Citing PatentFiling datePublication dateApplicantTitle
US7323666Dec 8, 2003Jan 29, 2008Saint-Gobain Performance Plastics CorporationInductively heatable components
US7632350 *Jan 23, 2004Dec 15, 2009Abp Induction, LlcCrystal grower with integrated Litz coil
US7745355Nov 30, 2007Jun 29, 2010Saint-Gobain Performance Plastics CorporationInductively heatable components
US8673072Dec 14, 2009Mar 18, 2014Abp Induction, LlcCrystal grower with integrated litz coil
Classifications
U.S. Classification219/662, 219/667, 219/666, 219/665, 219/671
International ClassificationH05B6/10, H05B6/36, H05B6/06, H05B6/44, H05B6/08, H05B3/02
Cooperative ClassificationH05B6/08, H05B6/44, H05B6/101
European ClassificationH05B6/10A, H05B6/08, H05B6/44
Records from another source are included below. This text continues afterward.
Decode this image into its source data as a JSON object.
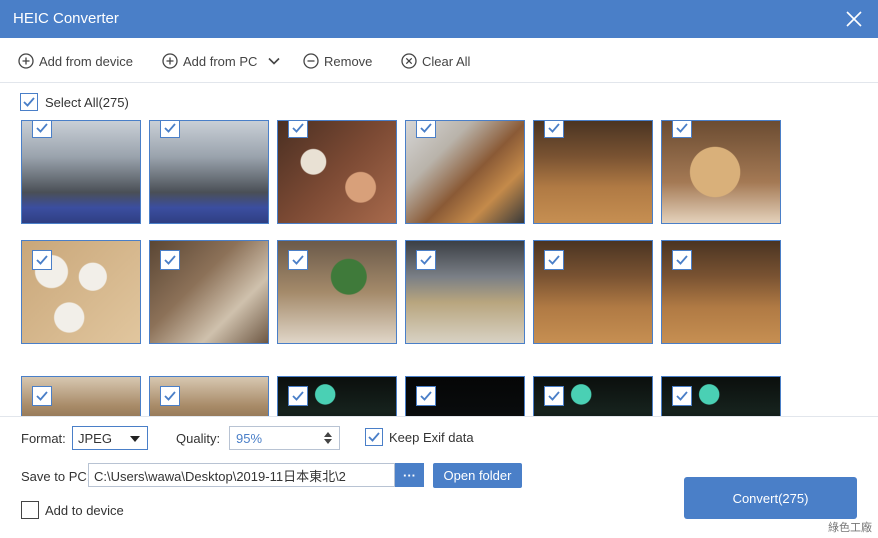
{
  "window": {
    "title": "HEIC Converter"
  },
  "toolbar": {
    "add_from_device": "Add from device",
    "add_from_pc": "Add from PC",
    "remove": "Remove",
    "clear_all": "Clear All"
  },
  "list": {
    "select_all_label": "Select All(275)",
    "select_all_checked": true,
    "thumbnails": [
      {
        "scene": "airport-terminal",
        "checked": true
      },
      {
        "scene": "airport-terminal",
        "checked": true
      },
      {
        "scene": "buffet-dishes",
        "checked": true
      },
      {
        "scene": "food-trays",
        "checked": true
      },
      {
        "scene": "restaurant-hall",
        "checked": true
      },
      {
        "scene": "cups-tray",
        "checked": true
      },
      {
        "scene": "soup-cups",
        "checked": true
      },
      {
        "scene": "buffet-counter",
        "checked": true
      },
      {
        "scene": "salad-bowls",
        "checked": true
      },
      {
        "scene": "chef-counter",
        "checked": true
      },
      {
        "scene": "restaurant-hall",
        "checked": true
      },
      {
        "scene": "restaurant-hall",
        "checked": true
      },
      {
        "scene": "restaurant-ceiling",
        "checked": true
      },
      {
        "scene": "restaurant-ceiling",
        "checked": true
      },
      {
        "scene": "night-building",
        "checked": true
      },
      {
        "scene": "night-dark",
        "checked": true
      },
      {
        "scene": "night-building",
        "checked": true
      },
      {
        "scene": "night-building",
        "checked": true
      }
    ]
  },
  "settings": {
    "format_label": "Format:",
    "format_value": "JPEG",
    "quality_label": "Quality:",
    "quality_value": "95%",
    "keep_exif_label": "Keep Exif data",
    "keep_exif_checked": true,
    "save_label": "Save to PC:",
    "save_path": "C:\\Users\\wawa\\Desktop\\2019-11日本東北\\2",
    "browse_label": "···",
    "open_folder_label": "Open folder",
    "add_to_device_label": "Add to device",
    "add_to_device_checked": false,
    "convert_label": "Convert(275)"
  },
  "watermark": "綠色工廠",
  "colors": {
    "accent": "#4a7fc8",
    "titlebar": "#4a7fc8"
  },
  "icons": {
    "close": "close-icon",
    "add": "plus-circle-icon",
    "remove": "minus-circle-icon",
    "clear": "x-circle-icon",
    "dropdown": "chevron-down-icon",
    "check": "checkmark-icon"
  }
}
Legal Events
DateCodeEventDescription
Sep 8, 1995ASAssignment
Owner name: MASSACHUSETTS INSTITUTE OF TECHNOLOGY, MASSACHUSET
Free format text: ASSIGNMENT OF ASSIGNORS INTEREST;ASSIGNOR:HALDEMAN, CHARLES W.;REEL/FRAME:007679/0124
Effective date: 19950908
Dec 10, 1997ASAssignment
Owner name: AIR FORCE, UNITED STATES, VIRGINIA
Free format text: CONFIRMATORY LICENSE;ASSIGNOR:MASSACHUSETTS INSTITUTE OF TECHNOLOGY;REEL/FRAME:008830/0654
Effective date: 19971017
Dec 16, 1997CCCertificate of correction
Jan 26, 2001FPAYFee payment
Year of fee payment: 4
Feb 9, 2005FPAYFee payment
Year of fee payment: 8
Mar 2, 2009REMIMaintenance fee reminder mailed
Aug 26, 2009LAPSLapse for failure to pay maintenance fees
Oct 13, 2009FPExpired due to failure to pay maintenance fee
Effective date: 20090826